A: No, it did not.
Given nothing else, the ambiguity of this testimony must be resolved in favor of Adams.
The majority, I believe, proceeds on the mistaken assumption that the defendant bore the burden of proof on the riot issue at the suppression hearing. At a hearing on a motion to suppress, the defendant-movant bears the burden of coming forward with evidence that his search was not pursuant to warrant or that a warrant issued against him or his property was constitutionally defective. Once he has shown a warrantless search, the Government must shoulder the burden of proving the legality of that search. Coolidge v. New Hampshire, 403 U.S. 443, 455, 91 S. Ct. 2022, 29 L. Ed. 2d 564 (1971); United States v. Jeffers, 342 U.S. 48, 51, 72 S. Ct. 93, 96 L. Ed. 59 (1951); McDonald v. United States, 335 U.S. 451, 456, 69 S. Ct. 191, 93 L. Ed. 153 (1948); United States v. Gamble, 473 F.2d 1274 (7th Cir., 1973); Wrightson v. United States, 95 U.S.App.D.C. 390, 222 F.2d 556 (1956); 8A Moore's Federal Practice para. 41.08 (1972). Why this is so was made evident as far back as McDonald :
Power is a heady thing; and history shows that the police acting on their own cannot be trusted. And so the Constitution requires a magistrate to pass on the desires of the police before they violate the privacy of the home. We cannot be true to that constitutional requirement and excuse the absence of a search warrant without a showing by those who seek exemption from the constitutional mandate that the exigencies of the situation made that course imperative. 335 U.S. at 456, 69 S. Ct. at 193. (Emphasis added.)
Since the Government failed to demonstrate any legal justification to stop the automobile driven by Adams, the subsequent search of the vehicle was unlawful.

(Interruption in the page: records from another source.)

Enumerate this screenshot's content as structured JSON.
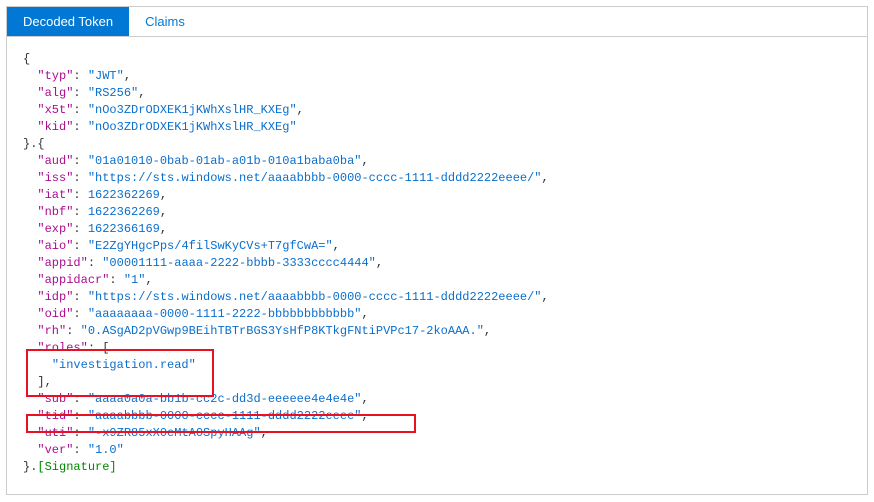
{
  "tabs": {
    "decoded": "Decoded Token",
    "claims": "Claims"
  },
  "token": {
    "header": {
      "typ_key": "\"typ\"",
      "typ_val": "\"JWT\"",
      "alg_key": "\"alg\"",
      "alg_val": "\"RS256\"",
      "x5t_key": "\"x5t\"",
      "x5t_val": "\"nOo3ZDrODXEK1jKWhXslHR_KXEg\"",
      "kid_key": "\"kid\"",
      "kid_val": "\"nOo3ZDrODXEK1jKWhXslHR_KXEg\""
    },
    "payload": {
      "aud_key": "\"aud\"",
      "aud_val": "\"01a01010-0bab-01ab-a01b-010a1baba0ba\"",
      "iss_key": "\"iss\"",
      "iss_val": "\"https://sts.windows.net/aaaabbbb-0000-cccc-1111-dddd2222eeee/\"",
      "iat_key": "\"iat\"",
      "iat_val": "1622362269",
      "nbf_key": "\"nbf\"",
      "nbf_val": "1622362269",
      "exp_key": "\"exp\"",
      "exp_val": "1622366169",
      "aio_key": "\"aio\"",
      "aio_val": "\"E2ZgYHgcPps/4filSwKyCVs+T7gfCwA=\"",
      "appid_key": "\"appid\"",
      "appid_val": "\"00001111-aaaa-2222-bbbb-3333cccc4444\"",
      "appidacr_key": "\"appidacr\"",
      "appidacr_val": "\"1\"",
      "idp_key": "\"idp\"",
      "idp_val": "\"https://sts.windows.net/aaaabbbb-0000-cccc-1111-dddd2222eeee/\"",
      "oid_key": "\"oid\"",
      "oid_val": "\"aaaaaaaa-0000-1111-2222-bbbbbbbbbbbb\"",
      "rh_key": "\"rh\"",
      "rh_val": "\"0.ASgAD2pVGwp9BEihTBTrBGS3YsHfP8KTkgFNtiPVPc17-2koAAA.\"",
      "roles_key": "\"roles\"",
      "roles_val": "\"investigation.read\"",
      "sub_key": "\"sub\"",
      "sub_val": "\"aaaa0a0a-bb1b-cc2c-dd3d-eeeeee4e4e4e\"",
      "tid_key": "\"tid\"",
      "tid_val": "\"aaaabbbb-0000-cccc-1111-dddd2222eeee\"",
      "uti_key": "\"uti\"",
      "uti_val": "\"-x9ZR85xX0eMtA0SpyHAAg\"",
      "ver_key": "\"ver\"",
      "ver_val": "\"1.0\""
    },
    "signature": "[Signature]"
  }
}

In my judgment, the trial judge erred in denying Adams' motion to suppress. I would therefore reverse his conviction.